Dentaria laciniata or Cardamine concatenata
The leaves of this early spring wildflower occur in distinctive whorls of three. Each leaflet is deeply cut, sometimes so much so that it looks like there are five leaflets. Clusters of white to pinkish flowers are born at the top of the plant; each flower has four petals and tends to “nod” downward. Individual plants have an overall slender appearance and reach about 8-12 inches in height.
Cutleaf toothwort is in the Mustard family, but unlike most mustards, toothwort prefers to live in the forests. It is one of the first plants to come up on the forest floor and like many of the other spring ephemerals, it flowers and goes to seed before the trees fully leaf out.
The fleshy roots (rhizomes) of Cutleaf Toothwort resemble a tooth, and this was once assumed to signify the plant’s use in herbal medicine–as a treatment for toothaches. The roots and leaves are edible and have a peppery taste, hence the common names Pepper Root and Wild Horseradish.

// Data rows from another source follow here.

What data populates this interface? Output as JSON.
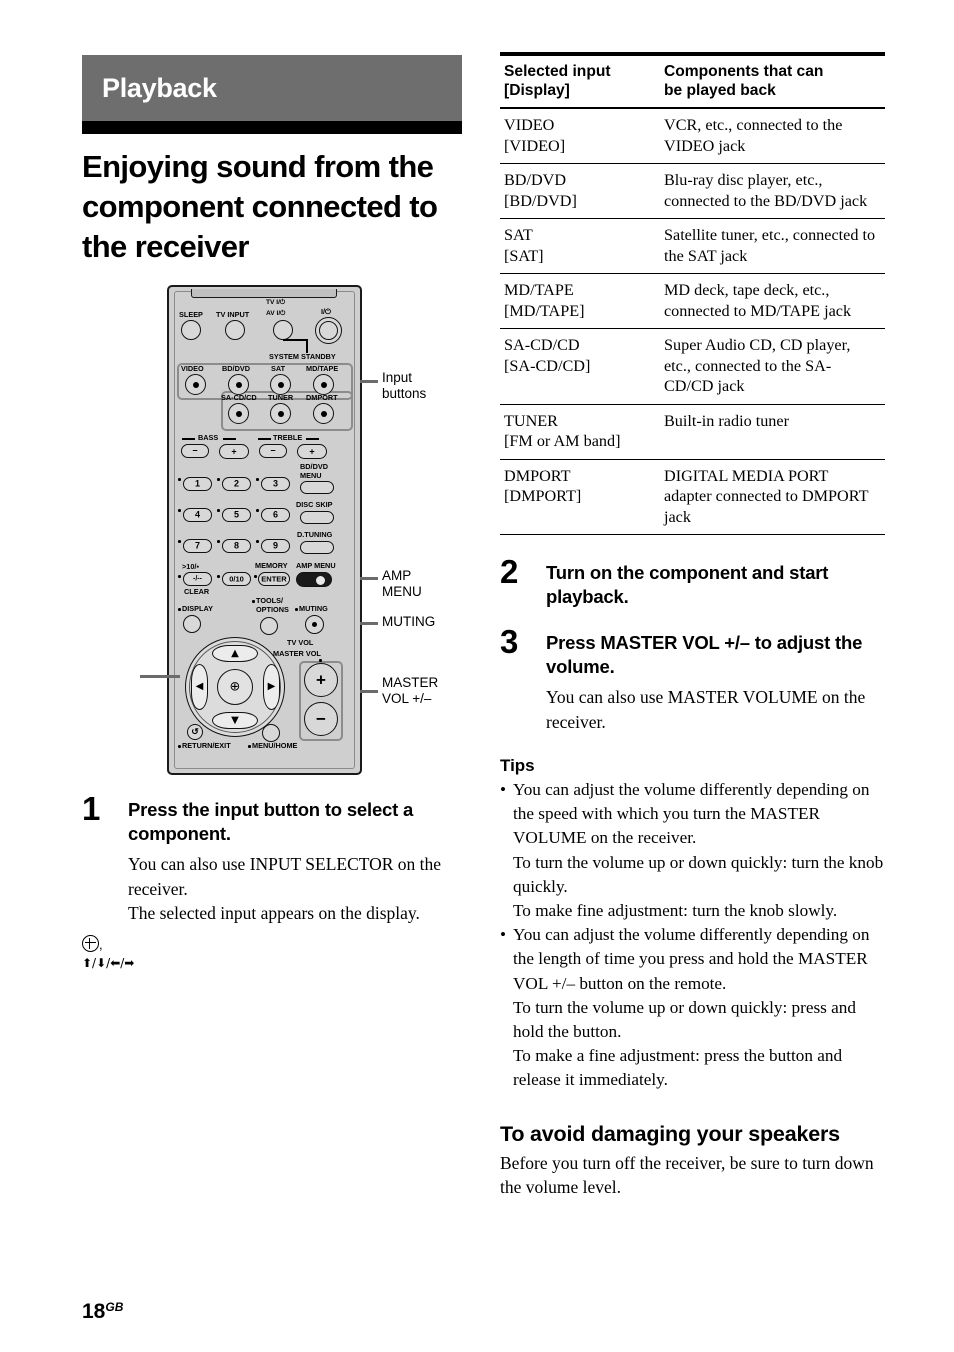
{
  "chapter": {
    "title": "Playback"
  },
  "section": {
    "title": "Enjoying sound from the component connected to the receiver"
  },
  "figure": {
    "remote_labels": {
      "sleep": "SLEEP",
      "tv_input": "TV INPUT",
      "tv_power": "TV I/⏻",
      "av_power": "AV I/⏻",
      "main_power": "I/⏻",
      "system_standby": "SYSTEM STANDBY",
      "video": "VIDEO",
      "bd_dvd": "BD/DVD",
      "sat": "SAT",
      "md_tape": "MD/TAPE",
      "sa_cd_cd": "SA-CD/CD",
      "tuner": "TUNER",
      "dmport": "DMPORT",
      "bass": "BASS",
      "treble": "TREBLE",
      "bd_dvd_menu": "BD/DVD\nMENU",
      "disc_skip": "DISC SKIP",
      "d_tuning": "D.TUNING",
      "num1": "1",
      "num2": "2",
      "num3": "3",
      "num4": "4",
      "num5": "5",
      "num6": "6",
      "num7": "7",
      "num8": "8",
      "num9": "9",
      "ten_more": ">10/▪",
      "minus_slash": "-/--",
      "clear": "CLEAR",
      "zero_ten": "0/10",
      "memory": "MEMORY",
      "enter": "ENTER",
      "amp_menu": "AMP MENU",
      "display": "DISPLAY",
      "tools_options": "TOOLS/\nOPTIONS",
      "muting": "MUTING",
      "tv_vol": "TV VOL",
      "master_vol": "MASTER VOL",
      "vol_plus": "+",
      "vol_minus": "−",
      "return_exit": "RETURN/EXIT",
      "menu_home": "MENU/HOME"
    },
    "callouts": {
      "input_buttons": "Input\nbuttons",
      "amp_menu": "AMP\nMENU",
      "muting": "MUTING",
      "master_vol": "MASTER\nVOL +/–",
      "nav_arrows": "⬆/⬇/⬅/➡"
    }
  },
  "steps": [
    {
      "num": "1",
      "head": "Press the input button to select a component.",
      "body": [
        "You can also use INPUT SELECTOR on the receiver.",
        "The selected input appears on the display."
      ]
    },
    {
      "num": "2",
      "head": "Turn on the component and start playback.",
      "body": []
    },
    {
      "num": "3",
      "head": "Press MASTER VOL +/– to adjust the volume.",
      "body": [
        "You can also use MASTER VOLUME on the receiver."
      ]
    }
  ],
  "table": {
    "headers": [
      "Selected input [Display]",
      "Components that can be played back"
    ],
    "header_lines": [
      [
        "Selected input",
        "[Display]"
      ],
      [
        "Components that can",
        "be played back"
      ]
    ],
    "rows": [
      {
        "input": "VIDEO\n[VIDEO]",
        "components": "VCR, etc., connected to the VIDEO jack"
      },
      {
        "input": "BD/DVD\n[BD/DVD]",
        "components": "Blu-ray disc player, etc., connected to the BD/DVD jack"
      },
      {
        "input": "SAT\n[SAT]",
        "components": "Satellite tuner, etc., connected to the SAT jack"
      },
      {
        "input": "MD/TAPE\n[MD/TAPE]",
        "components": "MD deck, tape deck, etc., connected to MD/TAPE jack"
      },
      {
        "input": "SA-CD/CD\n[SA-CD/CD]",
        "components": "Super Audio CD, CD player, etc., connected to the SA-CD/CD jack"
      },
      {
        "input": "TUNER\n[FM or AM band]",
        "components": "Built-in radio tuner"
      },
      {
        "input": "DMPORT\n[DMPORT]",
        "components": "DIGITAL MEDIA PORT adapter connected to DMPORT jack"
      }
    ]
  },
  "tips": {
    "heading": "Tips",
    "items": [
      "You can adjust the volume differently depending on the speed with which you turn the MASTER VOLUME on the receiver.\nTo turn the volume up or down quickly: turn the knob quickly.\nTo make fine adjustment: turn the knob slowly.",
      "You can adjust the volume differently depending on the length of time you press and hold the MASTER VOL +/– button on the remote.\nTo turn the volume up or down quickly: press and hold the button.\nTo make a fine adjustment: press the button and release it immediately."
    ]
  },
  "avoid_section": {
    "heading": "To avoid damaging your speakers",
    "body": "Before you turn off the receiver, be sure to turn down the volume level."
  },
  "footer": {
    "page": "18",
    "suffix": "GB"
  },
  "colors": {
    "banner": "#6e6e6e",
    "rule": "#000000",
    "remote_body": "#cfcfcf",
    "callout": "#6b6b6b"
  }
}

Look for this plant at the first start of the wildflower season (March to April in Virginia, depending on your elevation).